# MSCS Seminar Calendar

Monday April 21, 2014

**Applied Mathematics Seminar**

$L^2$ asymptotic stability of mild solutions to the Navier-Stokes system

Maria Schonbek (University of California, Santa Cruz)

4:00 PM in SEO 636

We consider the initial value problem for the Navier-Stokes equations modeling an incompressible fluid in three dimensions:
$$
u_t + u\cdot \nabla u +\nabla p = \Delta u +F,\;\;\; (x,t) \in \mathbb{R}^3\times (0,\infty),
$$
$$
\mbox{div}\; u=0\,,
$$
$$
u(x,0) =u_0(x)\,.
$$
It is well-known that this problem has a unique global-in-time mild solution for a sufficiently
small initial condition $u_0$ and for a small external force $F$ in suitable scaling
invariant spaces. We show that these global-in-time mild solutions are asymptotically
stable under every (arbitrary large) $L^2$-perturbation of their initial conditions.

Tuesday April 22, 2014

**Graduate Statistics Seminar**

Integrative network analysis of TCGA data for ovarian cancer

Qingyang Zhang (Northwestern)

3:30 PM in SEO 636

Traditional cancer studies have been mainly focusing on single
gene or single type of data including mRNA expression, DNA methylation, copy number variation, and etc.
However, such analyses lack power to reveal the molecular mechanisms from the view of system
biology. In this talk, I will present an integrative framework to identify important genetic and epigenetic
features and to quantify the causal relations among these features. I will first talk about what is a Bayesian
Network and what the TCGA data looks like. Then I will introduce the proposed feature selector and Bayesian
Network model. Simulated and real data sets will be used for illustration.

Wednesday April 23, 2014

**Geometry, Topology and Dynamics Seminar**

Regular CAT(0) Cube Complexes

Nir Lazarovich (Techion)

3:00 PM in SEO 612
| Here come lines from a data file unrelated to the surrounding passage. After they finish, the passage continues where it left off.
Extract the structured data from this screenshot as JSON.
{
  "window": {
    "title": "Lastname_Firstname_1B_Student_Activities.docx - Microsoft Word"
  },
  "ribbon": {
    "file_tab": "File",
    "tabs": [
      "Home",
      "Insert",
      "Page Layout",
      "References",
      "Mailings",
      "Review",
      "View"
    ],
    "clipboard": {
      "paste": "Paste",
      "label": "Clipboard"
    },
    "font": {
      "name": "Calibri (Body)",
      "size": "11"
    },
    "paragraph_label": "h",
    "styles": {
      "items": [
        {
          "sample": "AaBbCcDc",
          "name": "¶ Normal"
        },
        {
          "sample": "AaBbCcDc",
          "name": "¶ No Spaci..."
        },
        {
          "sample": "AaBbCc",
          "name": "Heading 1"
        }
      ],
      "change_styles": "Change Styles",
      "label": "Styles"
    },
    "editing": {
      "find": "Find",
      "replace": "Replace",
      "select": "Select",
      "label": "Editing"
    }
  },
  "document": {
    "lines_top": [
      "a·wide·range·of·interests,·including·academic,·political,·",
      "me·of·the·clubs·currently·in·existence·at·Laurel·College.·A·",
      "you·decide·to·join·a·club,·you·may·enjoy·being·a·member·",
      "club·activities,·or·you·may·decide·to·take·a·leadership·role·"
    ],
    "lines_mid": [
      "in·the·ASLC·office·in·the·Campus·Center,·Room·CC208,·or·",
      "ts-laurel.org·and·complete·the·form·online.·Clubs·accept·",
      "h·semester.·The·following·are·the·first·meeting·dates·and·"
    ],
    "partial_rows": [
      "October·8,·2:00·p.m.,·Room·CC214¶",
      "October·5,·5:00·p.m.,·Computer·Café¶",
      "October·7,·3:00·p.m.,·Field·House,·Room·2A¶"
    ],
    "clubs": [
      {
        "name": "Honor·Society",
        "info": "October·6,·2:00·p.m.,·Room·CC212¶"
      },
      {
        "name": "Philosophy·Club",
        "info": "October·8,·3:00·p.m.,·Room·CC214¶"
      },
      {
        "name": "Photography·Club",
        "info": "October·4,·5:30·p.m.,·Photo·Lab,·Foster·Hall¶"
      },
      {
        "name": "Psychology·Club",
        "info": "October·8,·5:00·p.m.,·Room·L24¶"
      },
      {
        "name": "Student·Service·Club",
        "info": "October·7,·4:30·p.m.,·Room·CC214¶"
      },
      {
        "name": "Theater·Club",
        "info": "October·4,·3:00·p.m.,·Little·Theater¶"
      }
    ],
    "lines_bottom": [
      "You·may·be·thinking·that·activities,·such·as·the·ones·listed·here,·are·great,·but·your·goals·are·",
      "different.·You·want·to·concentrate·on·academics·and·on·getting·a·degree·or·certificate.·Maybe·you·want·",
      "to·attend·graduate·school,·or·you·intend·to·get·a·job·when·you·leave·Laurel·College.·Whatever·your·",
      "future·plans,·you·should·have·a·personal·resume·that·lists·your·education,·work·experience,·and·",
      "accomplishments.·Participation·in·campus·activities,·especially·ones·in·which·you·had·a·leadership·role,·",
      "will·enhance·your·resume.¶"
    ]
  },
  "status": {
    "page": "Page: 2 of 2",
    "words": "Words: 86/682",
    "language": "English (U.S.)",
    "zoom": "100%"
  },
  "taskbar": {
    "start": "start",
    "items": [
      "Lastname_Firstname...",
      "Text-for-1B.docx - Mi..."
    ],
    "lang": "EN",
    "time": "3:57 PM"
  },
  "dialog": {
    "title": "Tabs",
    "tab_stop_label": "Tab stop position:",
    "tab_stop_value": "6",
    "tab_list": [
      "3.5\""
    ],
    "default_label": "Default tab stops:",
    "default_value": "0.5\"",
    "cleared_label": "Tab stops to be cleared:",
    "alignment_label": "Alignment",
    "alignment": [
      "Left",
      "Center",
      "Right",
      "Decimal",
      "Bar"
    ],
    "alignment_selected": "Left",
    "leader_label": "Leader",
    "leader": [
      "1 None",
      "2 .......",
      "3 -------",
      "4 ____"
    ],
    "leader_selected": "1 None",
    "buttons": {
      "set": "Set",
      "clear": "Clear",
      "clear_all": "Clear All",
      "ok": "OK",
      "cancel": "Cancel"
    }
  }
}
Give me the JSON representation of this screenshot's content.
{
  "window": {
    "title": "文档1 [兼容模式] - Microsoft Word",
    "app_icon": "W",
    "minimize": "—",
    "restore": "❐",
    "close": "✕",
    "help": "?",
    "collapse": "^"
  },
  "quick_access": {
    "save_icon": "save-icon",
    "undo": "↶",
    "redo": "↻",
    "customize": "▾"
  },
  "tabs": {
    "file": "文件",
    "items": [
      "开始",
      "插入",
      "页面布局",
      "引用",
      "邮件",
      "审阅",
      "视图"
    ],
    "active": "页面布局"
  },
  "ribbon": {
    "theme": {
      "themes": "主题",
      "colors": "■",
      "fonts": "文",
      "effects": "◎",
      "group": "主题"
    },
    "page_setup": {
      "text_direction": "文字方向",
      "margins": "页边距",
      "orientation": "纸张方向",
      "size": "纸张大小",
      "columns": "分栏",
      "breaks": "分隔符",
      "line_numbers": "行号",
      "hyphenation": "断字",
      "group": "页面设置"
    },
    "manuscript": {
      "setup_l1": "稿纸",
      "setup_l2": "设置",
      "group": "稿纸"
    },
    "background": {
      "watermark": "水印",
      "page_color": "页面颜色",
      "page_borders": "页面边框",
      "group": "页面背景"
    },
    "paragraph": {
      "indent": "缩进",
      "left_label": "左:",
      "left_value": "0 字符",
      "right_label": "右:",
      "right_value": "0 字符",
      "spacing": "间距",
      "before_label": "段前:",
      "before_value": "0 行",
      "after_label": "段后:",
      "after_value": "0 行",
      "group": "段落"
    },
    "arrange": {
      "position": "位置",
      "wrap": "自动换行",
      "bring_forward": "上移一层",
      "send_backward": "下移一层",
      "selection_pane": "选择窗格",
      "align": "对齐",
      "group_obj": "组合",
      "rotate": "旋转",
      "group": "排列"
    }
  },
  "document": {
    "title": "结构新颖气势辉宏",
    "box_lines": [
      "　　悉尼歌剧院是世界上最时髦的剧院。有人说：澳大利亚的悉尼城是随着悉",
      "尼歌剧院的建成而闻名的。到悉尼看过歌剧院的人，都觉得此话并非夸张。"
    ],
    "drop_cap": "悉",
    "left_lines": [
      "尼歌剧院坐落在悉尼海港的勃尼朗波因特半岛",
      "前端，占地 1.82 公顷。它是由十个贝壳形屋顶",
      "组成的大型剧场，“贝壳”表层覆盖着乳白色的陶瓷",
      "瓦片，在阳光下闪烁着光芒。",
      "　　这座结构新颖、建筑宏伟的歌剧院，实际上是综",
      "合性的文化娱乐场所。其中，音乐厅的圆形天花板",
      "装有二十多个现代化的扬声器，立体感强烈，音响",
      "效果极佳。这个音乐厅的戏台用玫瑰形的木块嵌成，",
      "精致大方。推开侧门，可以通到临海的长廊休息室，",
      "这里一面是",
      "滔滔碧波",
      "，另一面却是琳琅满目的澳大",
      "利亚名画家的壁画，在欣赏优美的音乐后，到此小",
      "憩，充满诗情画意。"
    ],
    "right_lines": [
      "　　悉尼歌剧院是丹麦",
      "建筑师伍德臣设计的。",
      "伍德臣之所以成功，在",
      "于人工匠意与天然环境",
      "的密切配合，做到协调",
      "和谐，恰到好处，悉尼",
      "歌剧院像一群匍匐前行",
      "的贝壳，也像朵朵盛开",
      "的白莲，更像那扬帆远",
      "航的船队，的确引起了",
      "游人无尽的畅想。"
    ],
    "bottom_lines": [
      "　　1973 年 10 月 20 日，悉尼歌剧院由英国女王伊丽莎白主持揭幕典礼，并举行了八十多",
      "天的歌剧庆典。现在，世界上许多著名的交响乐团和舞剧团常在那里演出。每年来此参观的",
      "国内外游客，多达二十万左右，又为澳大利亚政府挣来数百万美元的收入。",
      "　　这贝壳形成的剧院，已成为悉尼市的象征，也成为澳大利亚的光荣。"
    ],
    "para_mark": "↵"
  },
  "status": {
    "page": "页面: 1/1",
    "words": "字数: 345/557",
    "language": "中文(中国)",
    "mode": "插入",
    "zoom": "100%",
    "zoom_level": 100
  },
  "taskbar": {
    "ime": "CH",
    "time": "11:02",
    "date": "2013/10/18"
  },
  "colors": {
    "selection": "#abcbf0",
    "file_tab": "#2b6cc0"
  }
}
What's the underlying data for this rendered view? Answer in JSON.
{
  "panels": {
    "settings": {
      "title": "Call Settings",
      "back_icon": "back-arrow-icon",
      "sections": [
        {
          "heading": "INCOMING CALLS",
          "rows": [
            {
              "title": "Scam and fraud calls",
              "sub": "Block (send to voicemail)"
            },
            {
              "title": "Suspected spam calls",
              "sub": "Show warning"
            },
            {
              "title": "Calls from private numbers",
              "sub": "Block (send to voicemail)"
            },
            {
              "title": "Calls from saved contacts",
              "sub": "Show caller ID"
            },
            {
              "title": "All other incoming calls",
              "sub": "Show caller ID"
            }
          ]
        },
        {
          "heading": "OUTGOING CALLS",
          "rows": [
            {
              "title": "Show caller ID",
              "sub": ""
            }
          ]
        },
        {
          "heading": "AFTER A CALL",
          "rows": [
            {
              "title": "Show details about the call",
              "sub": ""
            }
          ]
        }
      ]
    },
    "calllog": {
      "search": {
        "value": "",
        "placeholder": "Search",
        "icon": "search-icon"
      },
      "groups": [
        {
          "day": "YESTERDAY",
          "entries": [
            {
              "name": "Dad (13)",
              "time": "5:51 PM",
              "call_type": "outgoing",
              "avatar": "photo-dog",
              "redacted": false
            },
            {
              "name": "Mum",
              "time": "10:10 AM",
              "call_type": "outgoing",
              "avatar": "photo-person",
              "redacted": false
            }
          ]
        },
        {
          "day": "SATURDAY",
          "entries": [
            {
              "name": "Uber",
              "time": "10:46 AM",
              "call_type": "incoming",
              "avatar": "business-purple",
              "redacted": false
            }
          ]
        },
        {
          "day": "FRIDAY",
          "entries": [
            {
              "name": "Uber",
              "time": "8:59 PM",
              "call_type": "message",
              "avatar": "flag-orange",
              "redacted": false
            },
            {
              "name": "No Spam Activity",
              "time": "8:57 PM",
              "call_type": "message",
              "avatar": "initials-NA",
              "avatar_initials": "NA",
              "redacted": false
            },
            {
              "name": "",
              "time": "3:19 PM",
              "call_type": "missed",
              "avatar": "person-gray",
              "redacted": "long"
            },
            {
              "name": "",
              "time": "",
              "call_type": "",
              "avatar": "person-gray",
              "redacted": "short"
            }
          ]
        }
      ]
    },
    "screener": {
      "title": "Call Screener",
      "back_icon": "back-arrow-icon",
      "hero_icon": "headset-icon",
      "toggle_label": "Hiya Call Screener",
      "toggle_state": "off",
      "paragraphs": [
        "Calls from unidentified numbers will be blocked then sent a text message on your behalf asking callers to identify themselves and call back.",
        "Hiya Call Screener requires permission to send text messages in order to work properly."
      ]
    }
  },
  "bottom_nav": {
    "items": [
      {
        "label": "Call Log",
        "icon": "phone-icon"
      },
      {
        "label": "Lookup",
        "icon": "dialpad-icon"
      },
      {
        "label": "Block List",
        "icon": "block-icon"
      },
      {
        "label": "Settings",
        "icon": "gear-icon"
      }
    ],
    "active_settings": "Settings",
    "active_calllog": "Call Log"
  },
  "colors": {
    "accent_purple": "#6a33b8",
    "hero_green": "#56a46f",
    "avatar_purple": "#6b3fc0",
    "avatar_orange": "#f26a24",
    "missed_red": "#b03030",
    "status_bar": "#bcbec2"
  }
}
Over the past years CAT(0) cube complexes have played a major role in geometric group theory and have provided many examples of interesting group actions on CAT(0) spaces. In the search for highly symmetric CAT(0) cube complexes -- just as for their 1-dimensional analogues, trees -- it is natural to consider the sub-class of “regular” CAT(0) cube complexes, i.e., cube complexes with the same link at each vertex. However, unlike regular trees, general regular CAT(0) cube complexes are not necessarily uniquely determined by their links.
In this talk, we will discuss a necessary and sufficient condition for uniqueness. We will then explore some examples of unique regular cube complexes and the properties of their automorphism groups.

**Algebraic Geometry Seminar**

A simplicial approach to effective divisors in $\bar{M}_{0,n}$

Noah Giansiracusa (UC Berkeley)

4:00 PM in SEO 427

The moduli space $\bar{M}_{0,n}$, a compactification of the space of n distinct points on the Riemann sphere, has served as a fertile testing ground to explore many phenomena of moduli spaces in algebraic geometry. One tantalizing question is to describe the convex cone of effective divisor classes and Cox ring of these spaces. I'll discuss joint work with B. Doran and D. Jensen in which we provide a new perspective on this question in terms of simplicial complexes and show how this relates to recent exciting work of Castravet, Tevelev, and Opie.

Thursday April 24, 2014

**Graduate Number Theory Seminar**

Height Functions

Dylon Chow (UIC)

3:00 PM in SEO 512

Fundamental to the proofs of several important results in arithmetic geometry (e.g. the Mordell-Weil Theorem and Faltings' Theorem) is a way of assigning a size to points on a variety. Weil's height machine turns geometric properties of the variety into arithmetic information about the points on the variety. If time permits, we will discuss the conjectures of Batyrev and Manin on the distribution of rational points.

Friday April 25, 2014

**Departmental Colloquium**

Combinatorics and topology of toric maps

Mircea Mustata (University of Michigan)

3:00 PM in SEO 636

Toric varieties are algebraic varieties endowed with a "nice"
action of an algebraic torus. A remarkable feature is that their geometry
can be fully described in terms of combinatorics of fans and polytopes.
After explaining what these objects are and some classical facts about
their cohomology, I will discuss some results concerning the topology of
the fibers of toric maps and a combinatorial invariant that comes out of
these considerations. This is based on joint work in progress with Marc de
Cataldo and Luca Migliorini.

Monday April 28, 2014

Wednesday April 30, 2014

Thursday May 1, 2014

Friday May 2, 2014